__How to complete this task__
Give every line of the data again, exactly.

#####

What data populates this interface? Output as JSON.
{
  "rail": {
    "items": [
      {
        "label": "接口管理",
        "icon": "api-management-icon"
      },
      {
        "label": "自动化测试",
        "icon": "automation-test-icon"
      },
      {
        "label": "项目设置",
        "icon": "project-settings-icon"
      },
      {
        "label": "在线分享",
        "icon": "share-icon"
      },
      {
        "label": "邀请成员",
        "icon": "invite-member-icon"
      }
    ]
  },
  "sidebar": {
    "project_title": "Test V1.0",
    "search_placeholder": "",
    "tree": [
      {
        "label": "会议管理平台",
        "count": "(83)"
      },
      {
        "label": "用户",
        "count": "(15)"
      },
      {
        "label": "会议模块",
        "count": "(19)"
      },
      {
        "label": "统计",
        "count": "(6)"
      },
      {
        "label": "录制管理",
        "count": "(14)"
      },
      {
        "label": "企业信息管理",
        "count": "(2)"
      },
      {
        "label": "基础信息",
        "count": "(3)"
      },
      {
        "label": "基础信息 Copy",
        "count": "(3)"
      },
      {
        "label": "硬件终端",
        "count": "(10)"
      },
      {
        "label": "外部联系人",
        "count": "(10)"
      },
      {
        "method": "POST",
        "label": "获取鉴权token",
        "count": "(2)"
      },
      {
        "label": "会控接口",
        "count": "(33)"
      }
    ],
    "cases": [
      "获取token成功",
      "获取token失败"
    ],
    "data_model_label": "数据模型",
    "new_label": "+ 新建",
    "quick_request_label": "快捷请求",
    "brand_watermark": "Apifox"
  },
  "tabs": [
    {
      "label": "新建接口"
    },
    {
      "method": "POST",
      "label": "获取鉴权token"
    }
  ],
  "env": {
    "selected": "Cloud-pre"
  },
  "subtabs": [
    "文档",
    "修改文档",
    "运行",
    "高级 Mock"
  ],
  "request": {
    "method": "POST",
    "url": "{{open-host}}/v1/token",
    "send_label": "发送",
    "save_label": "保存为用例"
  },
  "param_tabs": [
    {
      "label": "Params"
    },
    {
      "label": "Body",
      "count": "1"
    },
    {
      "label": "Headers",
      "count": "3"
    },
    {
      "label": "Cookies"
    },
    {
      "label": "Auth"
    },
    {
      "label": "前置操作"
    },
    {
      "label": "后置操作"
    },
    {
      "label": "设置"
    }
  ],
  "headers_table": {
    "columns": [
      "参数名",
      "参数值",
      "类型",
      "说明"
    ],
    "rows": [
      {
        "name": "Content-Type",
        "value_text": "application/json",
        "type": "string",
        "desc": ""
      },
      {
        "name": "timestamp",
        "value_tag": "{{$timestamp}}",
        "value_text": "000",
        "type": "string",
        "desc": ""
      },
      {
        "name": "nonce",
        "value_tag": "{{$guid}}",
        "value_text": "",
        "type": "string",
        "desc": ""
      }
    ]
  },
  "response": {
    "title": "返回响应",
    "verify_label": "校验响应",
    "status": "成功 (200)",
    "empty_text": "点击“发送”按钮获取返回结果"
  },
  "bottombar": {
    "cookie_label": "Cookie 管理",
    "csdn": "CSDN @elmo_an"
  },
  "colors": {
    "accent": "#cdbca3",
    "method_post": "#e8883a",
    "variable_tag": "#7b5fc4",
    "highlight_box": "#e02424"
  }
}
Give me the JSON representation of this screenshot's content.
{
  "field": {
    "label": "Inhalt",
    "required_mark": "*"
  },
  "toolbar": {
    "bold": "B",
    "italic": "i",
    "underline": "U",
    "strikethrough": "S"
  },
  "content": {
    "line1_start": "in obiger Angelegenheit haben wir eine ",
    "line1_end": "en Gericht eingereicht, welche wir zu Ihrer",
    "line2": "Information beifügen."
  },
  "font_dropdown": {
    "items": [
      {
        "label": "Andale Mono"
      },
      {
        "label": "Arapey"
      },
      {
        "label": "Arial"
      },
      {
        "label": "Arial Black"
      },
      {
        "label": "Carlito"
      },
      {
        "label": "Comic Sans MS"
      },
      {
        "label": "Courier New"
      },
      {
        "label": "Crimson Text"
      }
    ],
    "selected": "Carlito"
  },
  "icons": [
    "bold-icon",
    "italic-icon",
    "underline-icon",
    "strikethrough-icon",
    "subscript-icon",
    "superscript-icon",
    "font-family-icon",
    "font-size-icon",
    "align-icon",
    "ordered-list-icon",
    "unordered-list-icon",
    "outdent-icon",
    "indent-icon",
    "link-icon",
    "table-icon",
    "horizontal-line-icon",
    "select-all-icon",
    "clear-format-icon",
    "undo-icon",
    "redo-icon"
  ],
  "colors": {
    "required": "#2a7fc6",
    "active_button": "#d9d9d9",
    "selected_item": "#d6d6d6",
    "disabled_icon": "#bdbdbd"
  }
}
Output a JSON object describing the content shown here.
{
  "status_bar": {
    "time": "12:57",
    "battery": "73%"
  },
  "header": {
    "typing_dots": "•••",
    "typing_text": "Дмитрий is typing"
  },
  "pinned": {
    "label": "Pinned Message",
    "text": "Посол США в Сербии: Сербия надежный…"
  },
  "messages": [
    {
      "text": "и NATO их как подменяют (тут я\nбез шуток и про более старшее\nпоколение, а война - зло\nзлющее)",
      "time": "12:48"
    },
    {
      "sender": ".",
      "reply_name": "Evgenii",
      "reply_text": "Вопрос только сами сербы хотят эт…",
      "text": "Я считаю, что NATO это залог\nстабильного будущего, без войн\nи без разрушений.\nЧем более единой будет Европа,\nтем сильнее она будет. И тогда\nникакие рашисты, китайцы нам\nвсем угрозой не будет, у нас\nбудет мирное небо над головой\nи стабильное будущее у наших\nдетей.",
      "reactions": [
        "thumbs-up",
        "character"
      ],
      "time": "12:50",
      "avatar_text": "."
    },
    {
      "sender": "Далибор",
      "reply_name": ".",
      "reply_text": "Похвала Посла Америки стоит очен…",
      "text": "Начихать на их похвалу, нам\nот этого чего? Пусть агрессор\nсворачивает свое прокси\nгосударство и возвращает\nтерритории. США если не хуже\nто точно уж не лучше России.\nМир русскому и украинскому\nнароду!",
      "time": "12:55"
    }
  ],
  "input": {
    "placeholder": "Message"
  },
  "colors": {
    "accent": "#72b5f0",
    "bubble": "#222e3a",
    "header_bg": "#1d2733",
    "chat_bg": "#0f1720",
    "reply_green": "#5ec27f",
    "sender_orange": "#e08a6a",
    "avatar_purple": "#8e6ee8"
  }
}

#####

__Your solution__
What data populates this interface? Output as JSON.
{
  "rail": {
    "items": [
      {
        "label": "接口管理",
        "icon": "api-management-icon"
      },
      {
        "label": "自动化测试",
        "icon": "automation-test-icon"
      },
      {
        "label": "项目设置",
        "icon": "project-settings-icon"
      },
      {
        "label": "在线分享",
        "icon": "share-icon"
      },
      {
        "label": "邀请成员",
        "icon": "invite-member-icon"
      }
    ]
  },
  "sidebar": {
    "project_title": "Test V1.0",
    "search_placeholder": "",
    "tree": [
      {
        "label": "会议管理平台",
        "count": "(83)"
      },
      {
        "label": "用户",
        "count": "(15)"
      },
      {
        "label": "会议模块",
        "count": "(19)"
      },
      {
        "label": "统计",
        "count": "(6)"
      },
      {
        "label": "录制管理",
        "count": "(14)"
      },
      {
        "label": "企业信息管理",
        "count": "(2)"
      },
      {
        "label": "基础信息",
        "count": "(3)"
      },
      {
        "label": "基础信息 Copy",
        "count": "(3)"
      },
      {
        "label": "硬件终端",
        "count": "(10)"
      },
      {
        "label": "外部联系人",
        "count": "(10)"
      },
      {
        "method": "POST",
        "label": "获取鉴权token",
        "count": "(2)"
      },
      {
        "label": "会控接口",
        "count": "(33)"
      }
    ],
    "cases": [
      "获取token成功",
      "获取token失败"
    ],
    "data_model_label": "数据模型",
    "new_label": "+ 新建",
    "quick_request_label": "快捷请求",
    "brand_watermark": "Apifox"
  },
  "tabs": [
    {
      "label": "新建接口"
    },
    {
      "method": "POST",
      "label": "获取鉴权token"
    }
  ],
  "env": {
    "selected": "Cloud-pre"
  },
  "subtabs": [
    "文档",
    "修改文档",
    "运行",
    "高级 Mock"
  ],
  "request": {
    "method": "POST",
    "url": "{{open-host}}/v1/token",
    "send_label": "发送",
    "save_label": "保存为用例"
  },
  "param_tabs": [
    {
      "label": "Params"
    },
    {
      "label": "Body",
      "count": "1"
    },
    {
      "label": "Headers",
      "count": "3"
    },
    {
      "label": "Cookies"
    },
    {
      "label": "Auth"
    },
    {
      "label": "前置操作"
    },
    {
      "label": "后置操作"
    },
    {
      "label": "设置"
    }
  ],
  "headers_table": {
    "columns": [
      "参数名",
      "参数值",
      "类型",
      "说明"
    ],
    "rows": [
      {
        "name": "Content-Type",
        "value_text": "application/json",
        "type": "string",
        "desc": ""
      },
      {
        "name": "timestamp",
        "value_tag": "{{$timestamp}}",
        "value_text": "000",
        "type": "string",
        "desc": ""
      },
      {
        "name": "nonce",
        "value_tag": "{{$guid}}",
        "value_text": "",
        "type": "string",
        "desc": ""
      }
    ]
  },
  "response": {
    "title": "返回响应",
    "verify_label": "校验响应",
    "status": "成功 (200)",
    "empty_text": "点击“发送”按钮获取返回结果"
  },
  "bottombar": {
    "cookie_label": "Cookie 管理",
    "csdn": "CSDN @elmo_an"
  },
  "colors": {
    "accent": "#cdbca3",
    "method_post": "#e8883a",
    "variable_tag": "#7b5fc4",
    "highlight_box": "#e02424"
  }
}
Give me the JSON representation of this screenshot's content.
{
  "field": {
    "label": "Inhalt",
    "required_mark": "*"
  },
  "toolbar": {
    "bold": "B",
    "italic": "i",
    "underline": "U",
    "strikethrough": "S"
  },
  "content": {
    "line1_start": "in obiger Angelegenheit haben wir eine ",
    "line1_end": "en Gericht eingereicht, welche wir zu Ihrer",
    "line2": "Information beifügen."
  },
  "font_dropdown": {
    "items": [
      {
        "label": "Andale Mono"
      },
      {
        "label": "Arapey"
      },
      {
        "label": "Arial"
      },
      {
        "label": "Arial Black"
      },
      {
        "label": "Carlito"
      },
      {
        "label": "Comic Sans MS"
      },
      {
        "label": "Courier New"
      },
      {
        "label": "Crimson Text"
      }
    ],
    "selected": "Carlito"
  },
  "icons": [
    "bold-icon",
    "italic-icon",
    "underline-icon",
    "strikethrough-icon",
    "subscript-icon",
    "superscript-icon",
    "font-family-icon",
    "font-size-icon",
    "align-icon",
    "ordered-list-icon",
    "unordered-list-icon",
    "outdent-icon",
    "indent-icon",
    "link-icon",
    "table-icon",
    "horizontal-line-icon",
    "select-all-icon",
    "clear-format-icon",
    "undo-icon",
    "redo-icon"
  ],
  "colors": {
    "required": "#2a7fc6",
    "active_button": "#d9d9d9",
    "selected_item": "#d6d6d6",
    "disabled_icon": "#bdbdbd"
  }
}
Output a JSON object describing the content shown here.
{
  "status_bar": {
    "time": "12:57",
    "battery": "73%"
  },
  "header": {
    "typing_dots": "•••",
    "typing_text": "Дмитрий is typing"
  },
  "pinned": {
    "label": "Pinned Message",
    "text": "Посол США в Сербии: Сербия надежный…"
  },
  "messages": [
    {
      "text": "и NATO их как подменяют (тут я\nбез шуток и про более старшее\nпоколение, а война - зло\nзлющее)",
      "time": "12:48"
    },
    {
      "sender": ".",
      "reply_name": "Evgenii",
      "reply_text": "Вопрос только сами сербы хотят эт…",
      "text": "Я считаю, что NATO это залог\nстабильного будущего, без войн\nи без разрушений.\nЧем более единой будет Европа,\nтем сильнее она будет. И тогда\nникакие рашисты, китайцы нам\nвсем угрозой не будет, у нас\nбудет мирное небо над головой\nи стабильное будущее у наших\nдетей.",
      "reactions": [
        "thumbs-up",
        "character"
      ],
      "time": "12:50",
      "avatar_text": "."
    },
    {
      "sender": "Далибор",
      "reply_name": ".",
      "reply_text": "Похвала Посла Америки стоит очен…",
      "text": "Начихать на их похвалу, нам\nот этого чего? Пусть агрессор\nсворачивает свое прокси\nгосударство и возвращает\nтерритории. США если не хуже\nто точно уж не лучше России.\nМир русскому и украинскому\nнароду!",
      "time": "12:55"
    }
  ],
  "input": {
    "placeholder": "Message"
  },
  "colors": {
    "accent": "#72b5f0",
    "bubble": "#222e3a",
    "header_bg": "#1d2733",
    "chat_bg": "#0f1720",
    "reply_green": "#5ec27f",
    "sender_orange": "#e08a6a",
    "avatar_purple": "#8e6ee8"
  }
}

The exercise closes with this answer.